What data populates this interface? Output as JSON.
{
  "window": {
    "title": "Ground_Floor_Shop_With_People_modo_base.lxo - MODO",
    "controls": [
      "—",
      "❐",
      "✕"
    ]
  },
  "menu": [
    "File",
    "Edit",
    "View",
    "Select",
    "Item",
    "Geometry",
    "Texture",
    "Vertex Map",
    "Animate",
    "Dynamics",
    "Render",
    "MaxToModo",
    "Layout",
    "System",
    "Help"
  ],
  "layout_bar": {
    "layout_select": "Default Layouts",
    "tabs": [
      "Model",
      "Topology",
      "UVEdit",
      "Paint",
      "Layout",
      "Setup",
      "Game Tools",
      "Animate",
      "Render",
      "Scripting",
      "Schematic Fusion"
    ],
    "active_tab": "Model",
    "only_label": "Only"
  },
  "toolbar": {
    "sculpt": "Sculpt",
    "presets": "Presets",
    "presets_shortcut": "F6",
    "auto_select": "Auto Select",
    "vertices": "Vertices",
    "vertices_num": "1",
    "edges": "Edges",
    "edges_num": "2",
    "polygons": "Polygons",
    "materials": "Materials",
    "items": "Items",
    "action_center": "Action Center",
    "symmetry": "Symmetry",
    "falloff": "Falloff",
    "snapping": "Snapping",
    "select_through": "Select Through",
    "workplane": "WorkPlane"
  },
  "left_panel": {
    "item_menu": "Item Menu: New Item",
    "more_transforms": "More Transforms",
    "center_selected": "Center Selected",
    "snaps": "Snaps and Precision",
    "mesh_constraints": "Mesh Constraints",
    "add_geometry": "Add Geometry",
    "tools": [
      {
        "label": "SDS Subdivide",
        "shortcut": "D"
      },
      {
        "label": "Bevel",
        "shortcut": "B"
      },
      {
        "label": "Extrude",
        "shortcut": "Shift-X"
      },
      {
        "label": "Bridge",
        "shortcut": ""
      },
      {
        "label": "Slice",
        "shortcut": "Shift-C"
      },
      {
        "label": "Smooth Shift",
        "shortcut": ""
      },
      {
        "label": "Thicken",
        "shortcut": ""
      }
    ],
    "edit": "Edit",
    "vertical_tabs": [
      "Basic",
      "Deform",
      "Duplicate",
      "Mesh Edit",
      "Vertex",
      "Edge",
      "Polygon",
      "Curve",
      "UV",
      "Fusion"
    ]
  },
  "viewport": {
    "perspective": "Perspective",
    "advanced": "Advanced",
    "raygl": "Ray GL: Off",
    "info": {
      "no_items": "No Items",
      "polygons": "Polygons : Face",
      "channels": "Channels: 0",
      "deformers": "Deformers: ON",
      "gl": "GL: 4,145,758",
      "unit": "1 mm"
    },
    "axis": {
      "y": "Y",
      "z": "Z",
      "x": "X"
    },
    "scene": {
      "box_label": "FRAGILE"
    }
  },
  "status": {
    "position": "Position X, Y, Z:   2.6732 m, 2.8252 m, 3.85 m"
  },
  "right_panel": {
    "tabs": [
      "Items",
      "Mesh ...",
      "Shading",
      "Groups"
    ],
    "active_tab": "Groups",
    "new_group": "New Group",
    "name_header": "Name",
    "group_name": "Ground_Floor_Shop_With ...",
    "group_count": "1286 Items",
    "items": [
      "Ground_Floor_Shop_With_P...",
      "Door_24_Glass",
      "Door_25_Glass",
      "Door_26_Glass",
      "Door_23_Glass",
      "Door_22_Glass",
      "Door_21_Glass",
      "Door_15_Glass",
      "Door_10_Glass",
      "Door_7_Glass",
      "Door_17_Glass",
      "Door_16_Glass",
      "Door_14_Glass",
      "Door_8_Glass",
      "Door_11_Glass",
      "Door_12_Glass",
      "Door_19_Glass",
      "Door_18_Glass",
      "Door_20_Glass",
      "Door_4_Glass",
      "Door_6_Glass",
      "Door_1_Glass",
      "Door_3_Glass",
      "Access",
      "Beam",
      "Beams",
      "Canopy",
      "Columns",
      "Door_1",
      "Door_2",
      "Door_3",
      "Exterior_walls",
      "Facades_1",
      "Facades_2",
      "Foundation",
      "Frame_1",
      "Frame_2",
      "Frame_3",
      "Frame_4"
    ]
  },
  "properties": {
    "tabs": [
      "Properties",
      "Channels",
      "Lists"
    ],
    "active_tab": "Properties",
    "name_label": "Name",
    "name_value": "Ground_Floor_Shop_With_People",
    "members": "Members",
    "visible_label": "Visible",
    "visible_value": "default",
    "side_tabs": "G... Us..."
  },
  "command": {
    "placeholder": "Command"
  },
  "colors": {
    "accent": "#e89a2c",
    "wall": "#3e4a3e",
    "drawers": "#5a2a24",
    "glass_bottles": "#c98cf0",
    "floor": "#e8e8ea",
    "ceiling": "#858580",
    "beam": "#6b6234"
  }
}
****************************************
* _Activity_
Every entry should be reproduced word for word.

* _Exercise solution_
What data populates this interface? Output as JSON.
{
  "window": {
    "title": "Ground_Floor_Shop_With_People_modo_base.lxo - MODO",
    "controls": [
      "—",
      "❐",
      "✕"
    ]
  },
  "menu": [
    "File",
    "Edit",
    "View",
    "Select",
    "Item",
    "Geometry",
    "Texture",
    "Vertex Map",
    "Animate",
    "Dynamics",
    "Render",
    "MaxToModo",
    "Layout",
    "System",
    "Help"
  ],
  "layout_bar": {
    "layout_select": "Default Layouts",
    "tabs": [
      "Model",
      "Topology",
      "UVEdit",
      "Paint",
      "Layout",
      "Setup",
      "Game Tools",
      "Animate",
      "Render",
      "Scripting",
      "Schematic Fusion"
    ],
    "active_tab": "Model",
    "only_label": "Only"
  },
  "toolbar": {
    "sculpt": "Sculpt",
    "presets": "Presets",
    "presets_shortcut": "F6",
    "auto_select": "Auto Select",
    "vertices": "Vertices",
    "vertices_num": "1",
    "edges": "Edges",
    "edges_num": "2",
    "polygons": "Polygons",
    "materials": "Materials",
    "items": "Items",
    "action_center": "Action Center",
    "symmetry": "Symmetry",
    "falloff": "Falloff",
    "snapping": "Snapping",
    "select_through": "Select Through",
    "workplane": "WorkPlane"
  },
  "left_panel": {
    "item_menu": "Item Menu: New Item",
    "more_transforms": "More Transforms",
    "center_selected": "Center Selected",
    "snaps": "Snaps and Precision",
    "mesh_constraints": "Mesh Constraints",
    "add_geometry": "Add Geometry",
    "tools": [
      {
        "label": "SDS Subdivide",
        "shortcut": "D"
      },
      {
        "label": "Bevel",
        "shortcut": "B"
      },
      {
        "label": "Extrude",
        "shortcut": "Shift-X"
      },
      {
        "label": "Bridge",
        "shortcut": ""
      },
      {
        "label": "Slice",
        "shortcut": "Shift-C"
      },
      {
        "label": "Smooth Shift",
        "shortcut": ""
      },
      {
        "label": "Thicken",
        "shortcut": ""
      }
    ],
    "edit": "Edit",
    "vertical_tabs": [
      "Basic",
      "Deform",
      "Duplicate",
      "Mesh Edit",
      "Vertex",
      "Edge",
      "Polygon",
      "Curve",
      "UV",
      "Fusion"
    ]
  },
  "viewport": {
    "perspective": "Perspective",
    "advanced": "Advanced",
    "raygl": "Ray GL: Off",
    "info": {
      "no_items": "No Items",
      "polygons": "Polygons : Face",
      "channels": "Channels: 0",
      "deformers": "Deformers: ON",
      "gl": "GL: 4,145,758",
      "unit": "1 mm"
    },
    "axis": {
      "y": "Y",
      "z": "Z",
      "x": "X"
    },
    "scene": {
      "box_label": "FRAGILE"
    }
  },
  "status": {
    "position": "Position X, Y, Z:   2.6732 m, 2.8252 m, 3.85 m"
  },
  "right_panel": {
    "tabs": [
      "Items",
      "Mesh ...",
      "Shading",
      "Groups"
    ],
    "active_tab": "Groups",
    "new_group": "New Group",
    "name_header": "Name",
    "group_name": "Ground_Floor_Shop_With ...",
    "group_count": "1286 Items",
    "items": [
      "Ground_Floor_Shop_With_P...",
      "Door_24_Glass",
      "Door_25_Glass",
      "Door_26_Glass",
      "Door_23_Glass",
      "Door_22_Glass",
      "Door_21_Glass",
      "Door_15_Glass",
      "Door_10_Glass",
      "Door_7_Glass",
      "Door_17_Glass",
      "Door_16_Glass",
      "Door_14_Glass",
      "Door_8_Glass",
      "Door_11_Glass",
      "Door_12_Glass",
      "Door_19_Glass",
      "Door_18_Glass",
      "Door_20_Glass",
      "Door_4_Glass",
      "Door_6_Glass",
      "Door_1_Glass",
      "Door_3_Glass",
      "Access",
      "Beam",
      "Beams",
      "Canopy",
      "Columns",
      "Door_1",
      "Door_2",
      "Door_3",
      "Exterior_walls",
      "Facades_1",
      "Facades_2",
      "Foundation",
      "Frame_1",
      "Frame_2",
      "Frame_3",
      "Frame_4"
    ]
  },
  "properties": {
    "tabs": [
      "Properties",
      "Channels",
      "Lists"
    ],
    "active_tab": "Properties",
    "name_label": "Name",
    "name_value": "Ground_Floor_Shop_With_People",
    "members": "Members",
    "visible_label": "Visible",
    "visible_value": "default",
    "side_tabs": "G... Us..."
  },
  "command": {
    "placeholder": "Command"
  },
  "colors": {
    "accent": "#e89a2c",
    "wall": "#3e4a3e",
    "drawers": "#5a2a24",
    "glass_bottles": "#c98cf0",
    "floor": "#e8e8ea",
    "ceiling": "#858580",
    "beam": "#6b6234"
  }
}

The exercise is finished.